*EXERCISE OBJECTIVE*: Starting at the top line and ending at the bottom one, repeat the entries exactly and drop every picture.

=== Section Start ===

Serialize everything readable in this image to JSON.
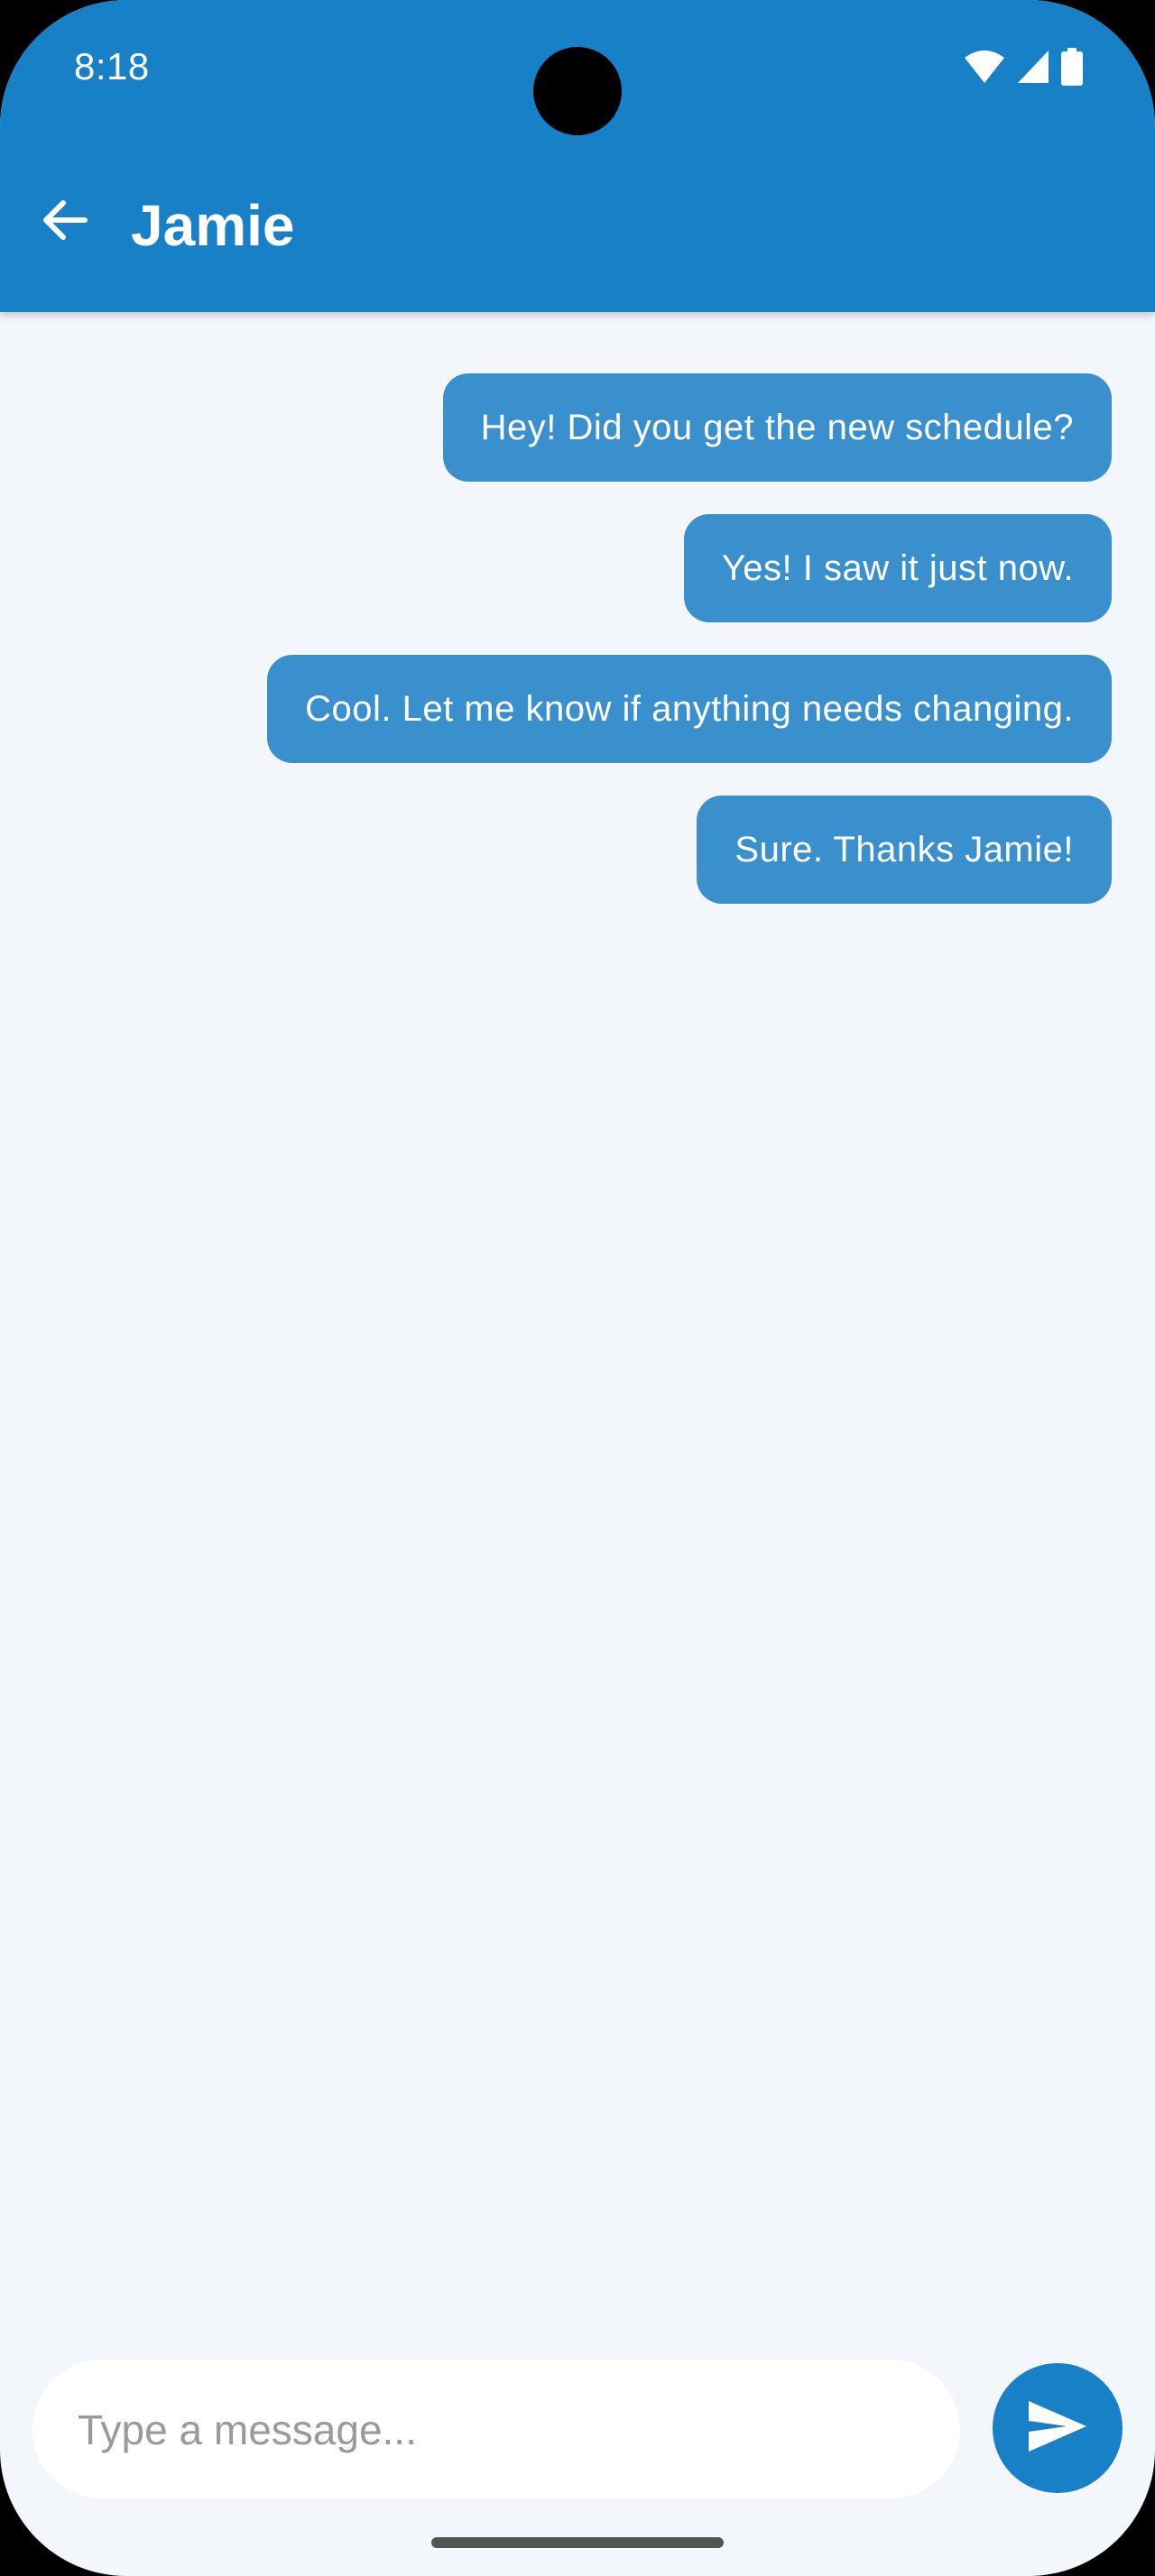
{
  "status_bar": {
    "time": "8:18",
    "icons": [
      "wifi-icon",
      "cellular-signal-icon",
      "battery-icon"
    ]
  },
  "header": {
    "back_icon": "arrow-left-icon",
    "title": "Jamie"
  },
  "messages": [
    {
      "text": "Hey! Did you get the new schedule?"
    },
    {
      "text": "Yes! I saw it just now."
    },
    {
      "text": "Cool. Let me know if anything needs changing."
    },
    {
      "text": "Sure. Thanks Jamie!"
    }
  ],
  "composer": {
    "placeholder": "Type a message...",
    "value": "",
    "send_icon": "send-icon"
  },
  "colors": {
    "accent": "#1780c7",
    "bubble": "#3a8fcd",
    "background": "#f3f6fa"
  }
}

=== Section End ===

*ANSWER FOR THIS EXERCISE*:
Serialize everything readable in this image to JSON.
{
  "status_bar": {
    "time": "8:18",
    "icons": [
      "wifi-icon",
      "cellular-signal-icon",
      "battery-icon"
    ]
  },
  "header": {
    "back_icon": "arrow-left-icon",
    "title": "Jamie"
  },
  "messages": [
    {
      "text": "Hey! Did you get the new schedule?"
    },
    {
      "text": "Yes! I saw it just now."
    },
    {
      "text": "Cool. Let me know if anything needs changing."
    },
    {
      "text": "Sure. Thanks Jamie!"
    }
  ],
  "composer": {
    "placeholder": "Type a message...",
    "value": "",
    "send_icon": "send-icon"
  },
  "colors": {
    "accent": "#1780c7",
    "bubble": "#3a8fcd",
    "background": "#f3f6fa"
  }
}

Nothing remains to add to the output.